And it’s so simple: I just pee into my watering can, then fill with rainwater. That way, I’m conserving drinking water and not applying chemical fertilizers to my gardens that will end up polluting the water table.
How about it? You’ve written about just about everything else!
Answer: Yes, I have. But I have to confess something: I’ve been avoiding the issue.
Yes, I know about the virtues of human urine in the garden, but the yuck factor just … overwhelms me. What can I say, but that I’m squeamish? I keep telling myself I’m being priggish and that my readers deserve to know about this. Several times I’ve even set a date to write about it, but always found another good idea at the last minute. Well, there it was yet again on my agenda. So, this time I’m doing it.
So, in a few words: urine makes an excellent fertilizer. Indeed, one of the very best ones.
It’s instantly available for plants to soak up and it’s particularly rich in nitrogen, the mineral most often deficient in soils. The ratio of minerals actually varies according to a whole range of factors, including the “provider”’s diet, but, for a Westerner with standard eating habits, you could estimate an NPK ratio of 11:1:2, that is 11% nitrogen, 1% phosphorus and 2% potassium. That’s as good as many commercial fertilizers! And it’s a complete fertilizer: urine also contains all the trace elements (iron, boron, zinc, etc.) that plants need, but almost no heavy metals.
However, on the down side, urine is so rich in salts (especially sodium) that the standard recommendation is to dilute it in 10 to 15 parts of water. (20 parts for seedlings.) Also, not to apply it to any particular garden space more often than once every 2 or 3 weeks.
You’ll all seen the damage dog pee can do to a lawn due to excess salt, right? Well, you wouldn’t want to have the same problem in your garden!
What About the Stink?
There won’t be any, not if you use it fresh. Fresh urine is essentially odorless (unless you’ve just eaten asparagus: more about that here) or you have a urinary tract infection (in which case, see a doctor). But if you leave urine sitting around, bacteria start breaking down the odorless urea into ammonia and that smells. Once in the ground (and dilute to boot), soil microbes will prevent any smell.
Peeing in the Compost
Alternatively, urine can be used in your compost bin where it’s high nitrogen content will stimulate faster decomposition. It isn’t even necessary to dilute urine when you apply it to compost. Send the menfolk out and they can apply it directly!
Is Urine Safe?
Urine is considered sterile when it leaves the body, so using fresh urine is not a problem. When it’s stored, that’s a different story. However, there are pros and cons about the use of stored urine. I’ll let you look into that yourself, but be forewarned, even scientific opinions vary widely.
Can you apply urine to edible plants (vegetables, herbs, etc.)? Sure! The recommendation is to apply it to the soil at the base of the plants, not to the foliage. Also, it’s best to stop fertilizing with urine 3 to 4 weeks before harvest.
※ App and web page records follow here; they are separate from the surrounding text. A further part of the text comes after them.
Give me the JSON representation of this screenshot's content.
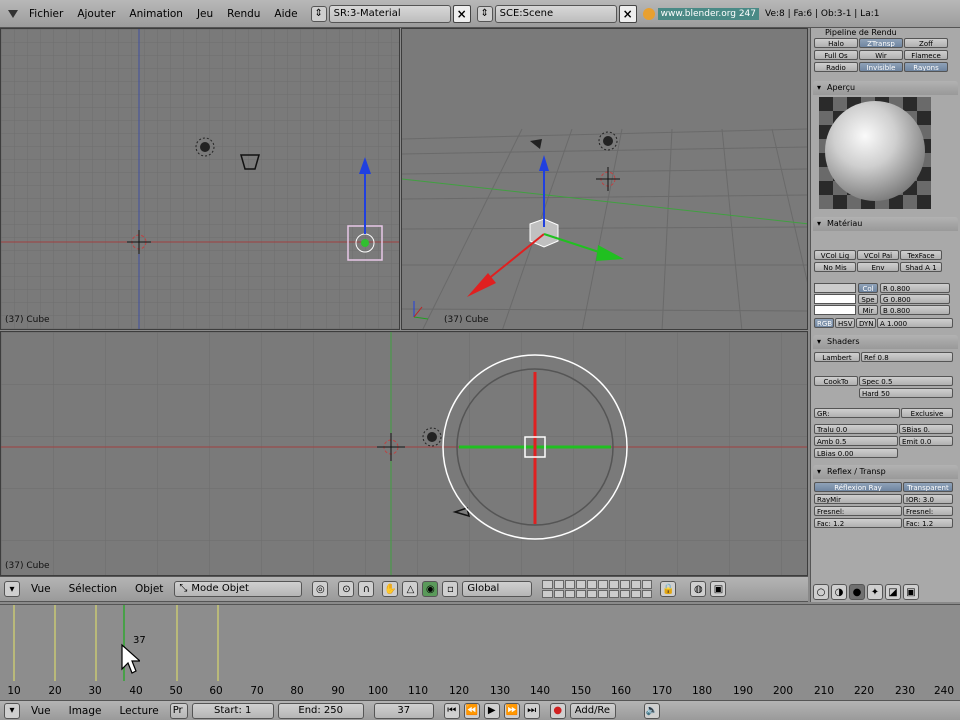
{
  "menu": {
    "items": [
      "Fichier",
      "Ajouter",
      "Animation",
      "Jeu",
      "Rendu",
      "Aide"
    ],
    "screen": "SR:3-Material",
    "scene": "SCE:Scene",
    "url": "www.blender.org 247",
    "stats": "Ve:8 | Fa:6 | Ob:3-1 | La:1"
  },
  "viewports": {
    "top_left_label": "(37) Cube",
    "top_right_label": "(37) Cube",
    "bottom_label": "(37) Cube"
  },
  "right_panel": {
    "pipeline_title": "Pipeline de Rendu",
    "pipeline_row1": [
      "Halo",
      "ZTransp",
      "Zoff"
    ],
    "pipeline_row2": [
      "Full Os",
      "Wir",
      "Flamece"
    ],
    "pipeline_row3": [
      "Radio",
      "Invisible",
      "Rayons"
    ],
    "preview_title": "Aperçu",
    "material_title": "Matériau",
    "mat_row1": [
      "VCol Lig",
      "VCol Pai",
      "TexFace"
    ],
    "mat_row2": [
      "No Mis",
      "Env",
      "Shad A 1"
    ],
    "col_labels": [
      "Col",
      "Spe",
      "Mir"
    ],
    "col_values": [
      "R 0.800",
      "G 0.800",
      "B 0.800"
    ],
    "mode_buttons": [
      "RGB",
      "HSV",
      "DYN"
    ],
    "alpha": "A 1.000",
    "shaders_title": "Shaders",
    "lambert": "Lambert",
    "ref": "Ref 0.8",
    "cooktorr": "CookTo",
    "spec": "Spec 0.5",
    "hard": "Hard 50",
    "gr": "GR:",
    "exclusive": "Exclusive",
    "tralu": "Tralu 0.0",
    "sbias": "SBias 0.",
    "amb": "Amb 0.5",
    "emit": "Emit 0.0",
    "lbias": "LBias 0.00",
    "mirror_title": "Reflex / Transp",
    "ray_mirror": "Réflexion Ray",
    "transparent": "Transparent",
    "raymir": "RayMir",
    "ior": "IOR: 3.0",
    "fresnel_a": "Fresnel:",
    "fresnel_b": "Fresnel:",
    "fac_a": "Fac: 1.2",
    "fac_b": "Fac: 1.2"
  },
  "header3d": {
    "view": "Vue",
    "select": "Sélection",
    "object": "Objet",
    "mode": "Mode Objet",
    "orientation": "Global"
  },
  "timeline": {
    "current_frame_label": "37",
    "ticks": [
      "10",
      "20",
      "30",
      "40",
      "50",
      "60",
      "70",
      "80",
      "90",
      "100",
      "110",
      "120",
      "130",
      "140",
      "150",
      "160",
      "170",
      "180",
      "190",
      "200",
      "210",
      "220",
      "230",
      "240"
    ],
    "header": {
      "view": "Vue",
      "image": "Image",
      "playback": "Lecture",
      "pr": "Pr",
      "start": "Start: 1",
      "end": "End: 250",
      "current": "37",
      "addre": "Add/Re"
    }
  }
}
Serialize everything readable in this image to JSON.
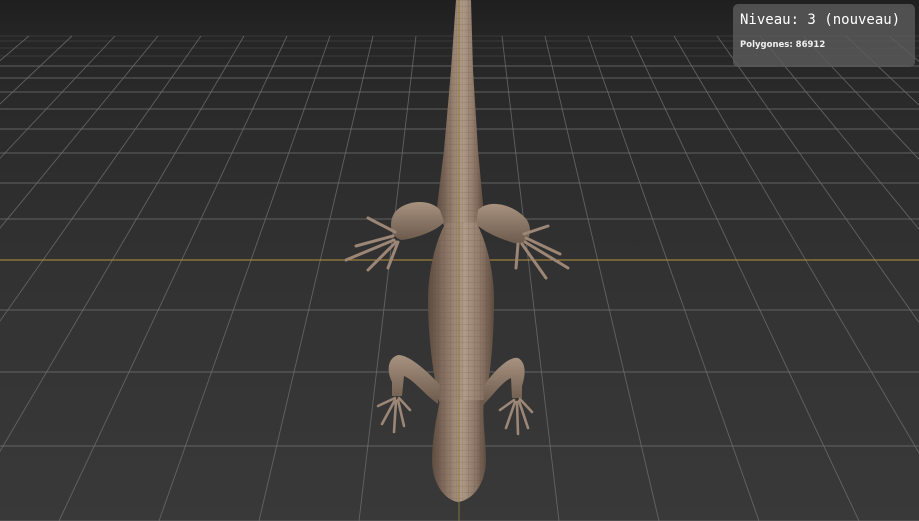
{
  "viewport": {
    "background_color": "#2e2e2e",
    "grid_color": "#6e6e6e",
    "horizon_axis_color": "#b8923a",
    "vertical_axis_color": "#8a7a2a",
    "model": "lizard-mesh"
  },
  "hud": {
    "level_text": "Niveau: 3 (nouveau)",
    "polygon_text": "Polygones: 86912"
  },
  "model_colors": {
    "skin_light": "#b09a88",
    "skin_mid": "#8d7767",
    "skin_dark": "#5e4c40",
    "wire": "#6b574a"
  }
}
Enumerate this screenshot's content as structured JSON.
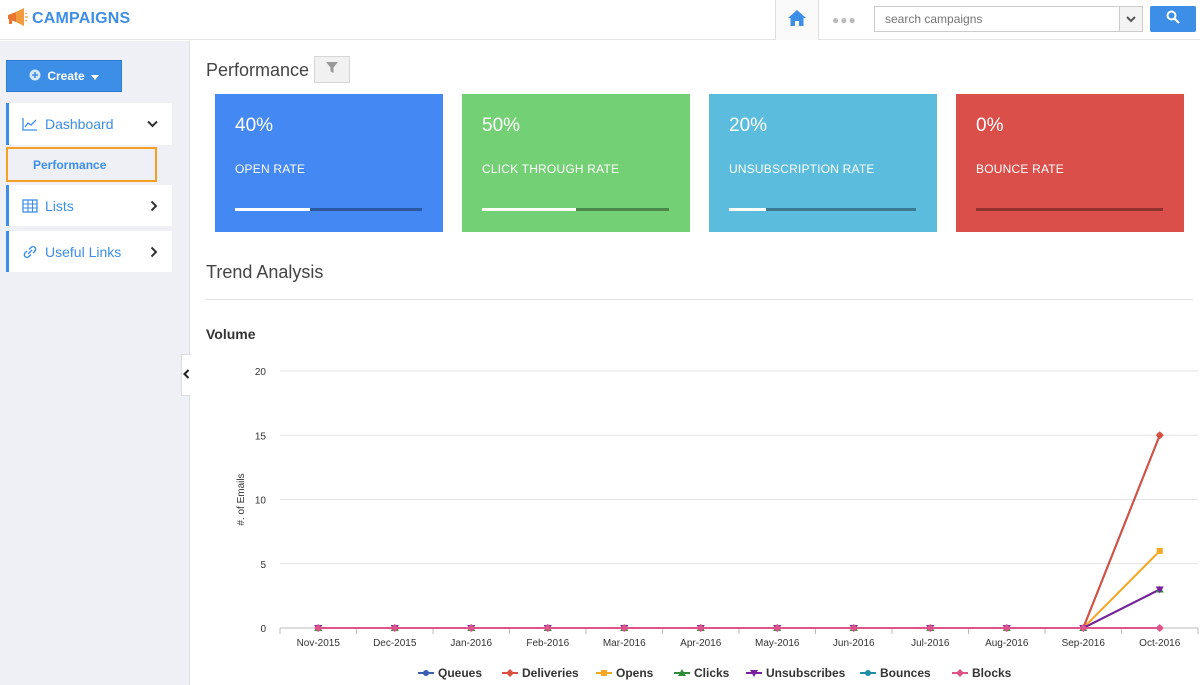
{
  "app": {
    "title": "CAMPAIGNS"
  },
  "search": {
    "placeholder": "search campaigns"
  },
  "sidebar": {
    "create_label": "Create",
    "items": [
      {
        "label": "Dashboard"
      },
      {
        "label": "Lists"
      },
      {
        "label": "Useful Links"
      }
    ],
    "subitem": {
      "label": "Performance"
    }
  },
  "main": {
    "title": "Performance",
    "trend_title": "Trend Analysis",
    "chart_title": "Volume"
  },
  "cards": [
    {
      "value": "40%",
      "label": "OPEN RATE",
      "progress": 0.4,
      "color": "#4488f4"
    },
    {
      "value": "50%",
      "label": "CLICK THROUGH RATE",
      "progress": 0.5,
      "color": "#74d074"
    },
    {
      "value": "20%",
      "label": "UNSUBSCRIPTION RATE",
      "progress": 0.2,
      "color": "#5bbcdd"
    },
    {
      "value": "0%",
      "label": "BOUNCE RATE",
      "progress": 0.0,
      "color": "#da4f4a"
    }
  ],
  "chart_data": {
    "type": "line",
    "title": "Volume",
    "xlabel": "",
    "ylabel": "#. of Emails",
    "ylim": [
      0,
      20
    ],
    "yticks": [
      0,
      5,
      10,
      15,
      20
    ],
    "grid": true,
    "legend_position": "bottom",
    "x": [
      "Nov-2015",
      "Dec-2015",
      "Jan-2016",
      "Feb-2016",
      "Mar-2016",
      "Apr-2016",
      "May-2016",
      "Jun-2016",
      "Jul-2016",
      "Aug-2016",
      "Sep-2016",
      "Oct-2016"
    ],
    "series": [
      {
        "name": "Queues",
        "color": "#3a5fb0",
        "marker": "circle",
        "values": [
          0,
          0,
          0,
          0,
          0,
          0,
          0,
          0,
          0,
          0,
          0,
          15
        ]
      },
      {
        "name": "Deliveries",
        "color": "#d9503f",
        "marker": "diamond",
        "values": [
          0,
          0,
          0,
          0,
          0,
          0,
          0,
          0,
          0,
          0,
          0,
          15
        ]
      },
      {
        "name": "Opens",
        "color": "#f5a623",
        "marker": "square",
        "values": [
          0,
          0,
          0,
          0,
          0,
          0,
          0,
          0,
          0,
          0,
          0,
          6
        ]
      },
      {
        "name": "Clicks",
        "color": "#2e8b3a",
        "marker": "triangle",
        "values": [
          0,
          0,
          0,
          0,
          0,
          0,
          0,
          0,
          0,
          0,
          0,
          3
        ]
      },
      {
        "name": "Unsubscribes",
        "color": "#7b1fa2",
        "marker": "triangle-down",
        "values": [
          0,
          0,
          0,
          0,
          0,
          0,
          0,
          0,
          0,
          0,
          0,
          3
        ]
      },
      {
        "name": "Bounces",
        "color": "#1f8fa8",
        "marker": "circle",
        "values": [
          0,
          0,
          0,
          0,
          0,
          0,
          0,
          0,
          0,
          0,
          0,
          0
        ]
      },
      {
        "name": "Blocks",
        "color": "#e0528a",
        "marker": "diamond",
        "values": [
          0,
          0,
          0,
          0,
          0,
          0,
          0,
          0,
          0,
          0,
          0,
          0
        ]
      }
    ]
  }
}
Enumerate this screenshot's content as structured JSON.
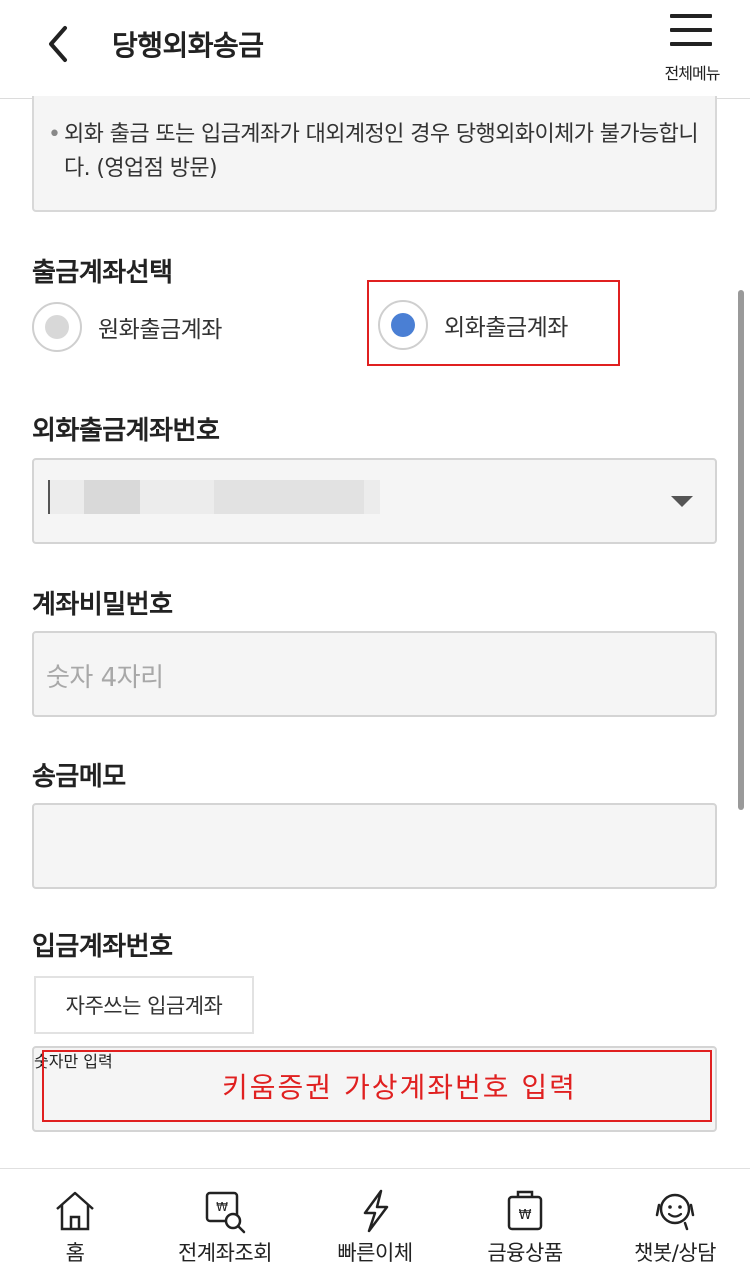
{
  "header": {
    "title": "당행외화송금",
    "menu_label": "전체메뉴"
  },
  "notice": {
    "text": "외화 출금 또는 입금계좌가 대외계정인 경우 당행외화이체가 불가능합니다. (영업점 방문)"
  },
  "withdraw_type": {
    "label": "출금계좌선택",
    "options": [
      {
        "label": "원화출금계좌",
        "selected": false
      },
      {
        "label": "외화출금계좌",
        "selected": true
      }
    ]
  },
  "fx_account": {
    "label": "외화출금계좌번호"
  },
  "password": {
    "label": "계좌비밀번호",
    "placeholder": "숫자 4자리"
  },
  "memo": {
    "label": "송금메모",
    "placeholder": ""
  },
  "deposit": {
    "label": "입금계좌번호",
    "favorites_button": "자주쓰는 입금계좌",
    "placeholder": "숫자만 입력",
    "annotation": "키움증권 가상계좌번호 입력"
  },
  "bottom_nav": [
    {
      "label": "홈",
      "icon": "home-icon"
    },
    {
      "label": "전계좌조회",
      "icon": "account-search-icon"
    },
    {
      "label": "빠른이체",
      "icon": "lightning-icon"
    },
    {
      "label": "금융상품",
      "icon": "product-bag-icon"
    },
    {
      "label": "챗봇/상담",
      "icon": "chatbot-icon"
    }
  ],
  "colors": {
    "accent_blue": "#4a7fd4",
    "highlight_red": "#e02020"
  }
}
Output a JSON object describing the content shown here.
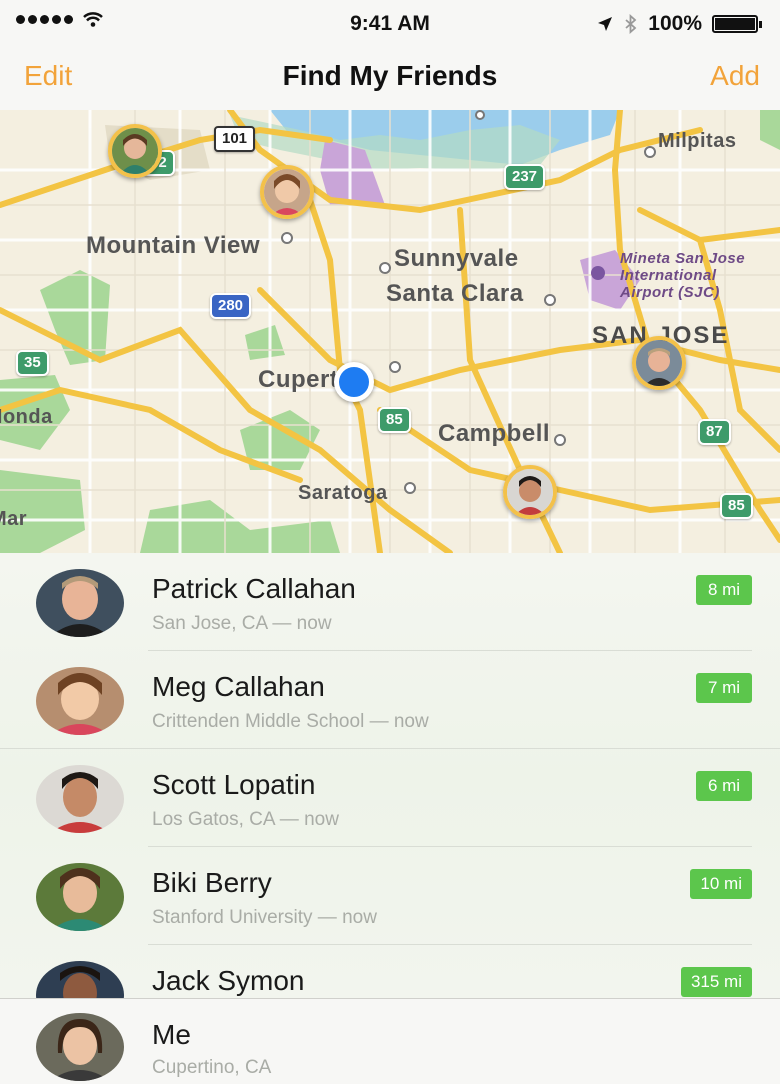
{
  "status_bar": {
    "time": "9:41 AM",
    "battery": "100%",
    "icons": [
      "signal-dots-icon",
      "wifi-icon",
      "location-arrow-icon",
      "bluetooth-icon",
      "battery-icon"
    ]
  },
  "nav": {
    "edit_label": "Edit",
    "title": "Find My Friends",
    "add_label": "Add",
    "accent_color": "#f2a33a"
  },
  "map": {
    "labels": {
      "mountain_view": "Mountain View",
      "sunnyvale": "Sunnyvale",
      "santa_clara": "Santa Clara",
      "san_jose": "SAN JOSE",
      "cupertino": "Cupertino",
      "campbell": "Campbell",
      "saratoga": "Saratoga",
      "milpitas": "Milpitas",
      "honda": "Honda",
      "mar": "Mar",
      "airport_line1": "Mineta San Jose",
      "airport_line2": "International",
      "airport_line3": "Airport (SJC)"
    },
    "highways": {
      "h101": "101",
      "h237": "237",
      "h280": "280",
      "h85a": "85",
      "h85b": "85",
      "h87": "87",
      "h35": "35",
      "h82": "82"
    }
  },
  "friends": [
    {
      "name": "Patrick Callahan",
      "location": "San Jose, CA — now",
      "distance": "8 mi"
    },
    {
      "name": "Meg Callahan",
      "location": "Crittenden Middle School — now",
      "distance": "7 mi"
    },
    {
      "name": "Scott Lopatin",
      "location": "Los Gatos, CA — now",
      "distance": "6 mi"
    },
    {
      "name": "Biki Berry",
      "location": "Stanford University — now",
      "distance": "10 mi"
    },
    {
      "name": "Jack Symon",
      "location": "",
      "distance": "315 mi"
    }
  ],
  "me": {
    "name": "Me",
    "location": "Cupertino, CA"
  },
  "colors": {
    "distance_badge": "#5cc64c",
    "user_location": "#1e7cf2",
    "pin_border": "#f3c14a"
  }
}
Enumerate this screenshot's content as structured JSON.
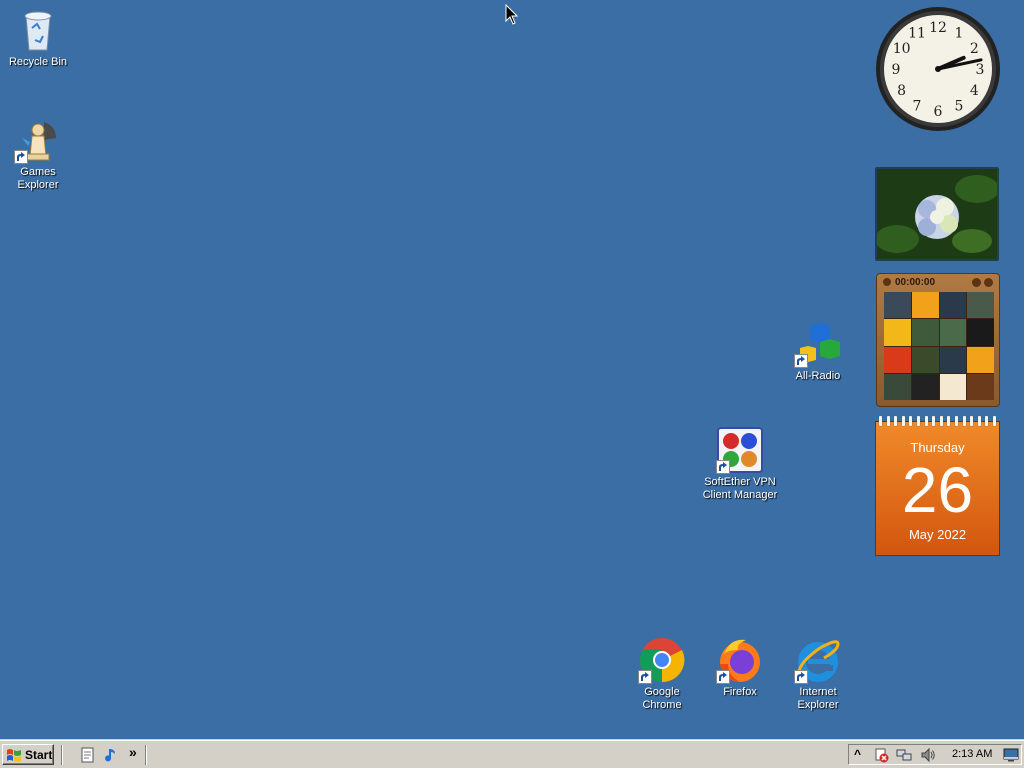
{
  "desktop": {
    "background_color": "#3a6ea5",
    "icons": {
      "recycle_bin": "Recycle Bin",
      "games_explorer": "Games Explorer",
      "all_radio": "All-Radio",
      "softether": "SoftEther VPN Client Manager",
      "google_chrome": "Google Chrome",
      "firefox": "Firefox",
      "internet_explorer": "Internet Explorer"
    }
  },
  "gadgets": {
    "clock": {
      "numerals": [
        "12",
        "1",
        "2",
        "3",
        "4",
        "5",
        "6",
        "7",
        "8",
        "9",
        "10",
        "11"
      ],
      "time": "2:13"
    },
    "puzzle": {
      "timer": "00:00:00"
    },
    "calendar": {
      "weekday": "Thursday",
      "day": "26",
      "month_year": "May 2022"
    }
  },
  "taskbar": {
    "start_label": "Start",
    "quick_launch_overflow": "»",
    "tray_expand": "^",
    "time": "2:13 AM"
  }
}
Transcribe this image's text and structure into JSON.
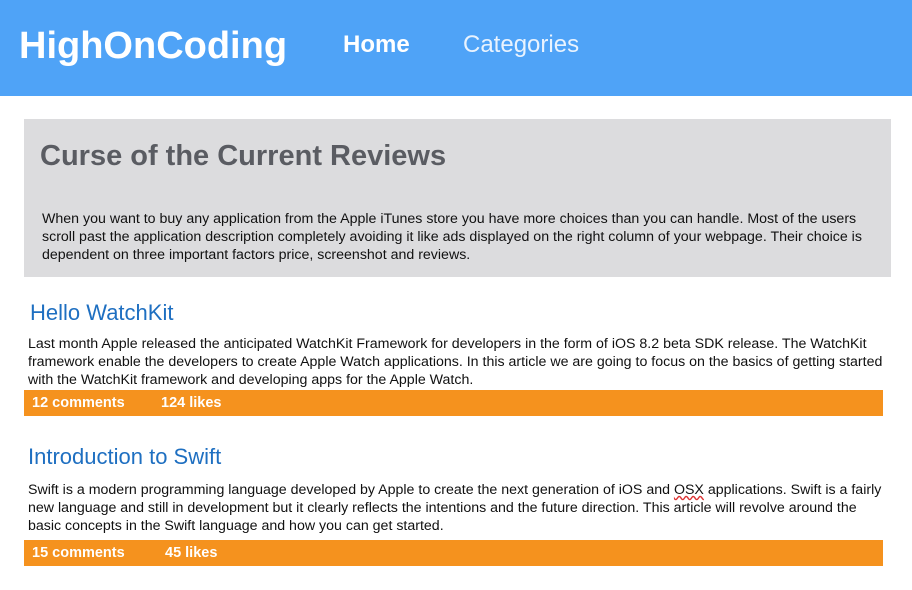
{
  "header": {
    "brand": "HighOnCoding",
    "nav": [
      {
        "label": "Home",
        "active": true
      },
      {
        "label": "Categories",
        "active": false
      }
    ],
    "background_color": "#4fa3f7"
  },
  "hero": {
    "title": "Curse of the Current Reviews",
    "text": "When you want to buy any application from the Apple iTunes store you have more choices than you can handle. Most of the users scroll past the application description completely avoiding it like ads displayed on the right column of your webpage. Their choice is dependent on three important factors price, screenshot and reviews."
  },
  "articles": [
    {
      "title": "Hello WatchKit",
      "body": "Last month Apple released the anticipated WatchKit Framework for developers in the form of iOS 8.2 beta SDK release. The WatchKit framework enable the developers to create Apple Watch applications. In this article we are going to focus on the basics of getting started with the WatchKit framework and developing apps for the Apple Watch.",
      "comments": "12 comments",
      "likes": "124 likes"
    },
    {
      "title": "Introduction to Swift",
      "body_before": "Swift is a modern programming language developed by Apple to create the next generation of iOS and ",
      "body_flagged": "OSX",
      "body_after": " applications. Swift is a fairly new language and still in development but it clearly reflects the intentions and the future direction. This article will revolve around the basic concepts in the Swift language and how you can get started.",
      "comments": "15 comments",
      "likes": "45 likes"
    }
  ],
  "colors": {
    "accent_bar": "#f5921e",
    "link": "#1e6fc1",
    "hero_bg": "#dcdcde"
  }
}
But what if you are taking medication or know you have a UTI (urinary tract infection)? Again, opinions vary. Some experts say not to worry, that the drug residues and microbes the urine might contain will degrade on contact with the soil which is, after all, full of greedy microbes. But other experts recommend against using urine in the garden if you are on medications or know you have a UTI. So, who to believe?
Personally, I would tend to err on the side of caution in this case and to avoid the use of urine if you’re taking medications or have a UTI.
Will I personally be using urine in my own gardens? No, but at least I have a good excuse now: I seem to be taking a whole host of medicines due to my doddering old age. Just a few years ago, though, I could logically have done it… but I never dared to. Yep, I confess: the yuck factor held me back.
So, be braver than me and save the planet one pee at a time.